The opportunity to observe God’s work in small places and then bear witness is one of the things I love about working with Grove City College’s Center for Rural Ministry (CRM). In my role as director of the CRM, I’ve had the opportunity to hear college students encounter God and share story after story describing God’s goodness as they have witnessed it at work in rural congregations and communities. Whether it is an account of a spring break service trip that helped a student like Grace Anne Shaw (’24) see “a hidden mysterious glory” that is Christ’s love for people and places that seem hidden or unglamorous, or a summer internship in Fairmont, West Virginia, that helped Shayne Zigich (’23) “get that other view that I would just never have had,” these experiences and stories showcase God’s presence in places few stop to notice. In Shayne’s case, he recounts that he had heard about the ravages of drug addiction and overdose deaths, but when he met a family on the first day of his summer internship that had lost two individuals to addiction-related deaths, the reality of on-the-ground ministry came home to him in a new way.
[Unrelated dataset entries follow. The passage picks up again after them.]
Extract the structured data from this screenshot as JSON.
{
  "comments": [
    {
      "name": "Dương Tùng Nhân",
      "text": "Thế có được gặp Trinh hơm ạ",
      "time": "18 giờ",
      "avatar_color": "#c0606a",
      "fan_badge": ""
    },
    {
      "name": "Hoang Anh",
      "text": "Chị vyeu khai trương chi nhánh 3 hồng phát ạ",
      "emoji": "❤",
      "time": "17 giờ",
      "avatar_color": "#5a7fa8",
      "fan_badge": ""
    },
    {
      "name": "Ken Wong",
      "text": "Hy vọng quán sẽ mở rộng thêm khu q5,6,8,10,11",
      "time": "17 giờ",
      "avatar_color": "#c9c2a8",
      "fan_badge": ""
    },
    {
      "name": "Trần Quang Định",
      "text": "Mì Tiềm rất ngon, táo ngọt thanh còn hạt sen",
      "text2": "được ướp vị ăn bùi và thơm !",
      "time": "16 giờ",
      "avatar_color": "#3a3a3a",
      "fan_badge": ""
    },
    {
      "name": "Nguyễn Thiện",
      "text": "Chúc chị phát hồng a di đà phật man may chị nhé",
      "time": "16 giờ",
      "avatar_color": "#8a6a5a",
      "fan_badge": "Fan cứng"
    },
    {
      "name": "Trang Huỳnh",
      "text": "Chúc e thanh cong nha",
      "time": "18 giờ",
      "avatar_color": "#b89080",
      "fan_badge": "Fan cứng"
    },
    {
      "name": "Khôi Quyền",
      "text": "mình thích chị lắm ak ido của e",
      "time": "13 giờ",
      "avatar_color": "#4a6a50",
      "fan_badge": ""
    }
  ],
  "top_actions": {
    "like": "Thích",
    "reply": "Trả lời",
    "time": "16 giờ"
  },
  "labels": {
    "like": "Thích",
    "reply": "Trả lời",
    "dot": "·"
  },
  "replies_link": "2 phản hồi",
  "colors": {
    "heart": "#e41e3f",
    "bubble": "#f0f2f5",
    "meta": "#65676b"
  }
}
In the midst of the struggles congregants faced, Shayne saw the goodness of God at work in the culture of the small church, which he says created community for people “so they don’t just come once and feel like ‘that’s it,’ but it feels like a community they can come back to.”

Grace Anne Shaw (left) and Victoria Kim exchange stories during the 2024 CRM spring-break service trip.

I could relate more stories from students, faculty, and pastors who have spent time serving within local congregations and have seen the goodness of God at work in a wide variety of ways. (You can find more here and here if you are interested.) We have found that when we connect students with churches in rural areas and small towns and ask them to pay attention—to look for what God is doing—they seldom come back empty handed.

This is not surprising. God is at work everywhere, and he is still calling us to enter into his work wherever we are. There is no minimum (or maximum) population threshold for God’s work or for what areas deserve to showcase stories of his goodness. As many of our students have discovered through their interactions with small congregations in out-of-the-way places, God is at work, and there are stories waiting to be told in small churches and rural communities across our region. Each story highlighting God’s faithfulness functions as an opportunity to shine a spotlight on God’s enduring goodness in places we are tempted to write off. Each testimony stands as a stone of remembrance to build expectation and faith for the future.

Stories alone cannot save us (only God can do that), but they might help sustain us when hope seems lost or when home seems too small to matter. God is at work everywhere. No matter where we are, the invitation remains, “Can I get a witness?”


[1] Carolyn Pirtle, “Celebrating Mary Magdalene, Apostle to the Apostles (July 22, 2020) https://mcgrathblog.nd.edu/celebrating-mary-magdalene-apostle-to-the-apostles (accessed June 24, 2024).


Charles E. Cotherman is executive director of the Center for Rural Ministry and an assistant professor of Biblical and Religious Studies at Grove City College. He is also a pastor at Oil City Vineyard, a church he and his wife Aimee had the privilege of planting in 2016. He has written on rural ministry, church planting, and history for a variety of publications including Evangelicals, Modern Reformation, Front Porch Republic, and Plough. He is the author of To Think Christianly (IVP Academic) and a contributing editor of Sent to Flourish: Guide to Planting and Multiplying Churches (IVP Academic). He lives with his wife, four children, and a spoiled cat and dog in Oil City, Pennsylvania.